Cite as: http://hdl.handle.net/21.11116/0000-0001-7CC7-4
Abstract

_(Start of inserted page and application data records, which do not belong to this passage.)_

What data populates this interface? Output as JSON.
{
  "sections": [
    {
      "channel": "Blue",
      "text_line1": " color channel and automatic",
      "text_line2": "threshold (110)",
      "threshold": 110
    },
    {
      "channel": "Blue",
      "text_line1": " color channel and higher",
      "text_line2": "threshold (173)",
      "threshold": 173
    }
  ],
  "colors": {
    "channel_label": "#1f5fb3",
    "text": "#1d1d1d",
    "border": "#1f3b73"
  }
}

Functional Magnetic Resonance Imaging (fMRI) is a powerful tool for neuroscience. It allows the visualization of active areas in the human brain. Combining this method with haptic interfaces allows one to conduct human motor control studies with an opportunity for standardized experimental conditions. However, only a small number of specialized MR-compatible haptic interfaces exists that were mostly built around specific research questions. The devices are designed for pure translational, rotational or grasping movements. In this work, we present a novel MR-compatible haptic interface with seven DoF which allows for both translations and rotations in three DoF each, as well as a two-finger precision grasp. The presented haptic interface is the first one with these capabilities and is designed as a universal tool for human motor control studies involving fMRI. It allows for the switching of the paradigm to reprogramming rather than redesigning when moving on to a new research question. We introduce its kinematics and control, along with results of MR compatibility tests and a preliminary fMRI study, showing the applicability of the device.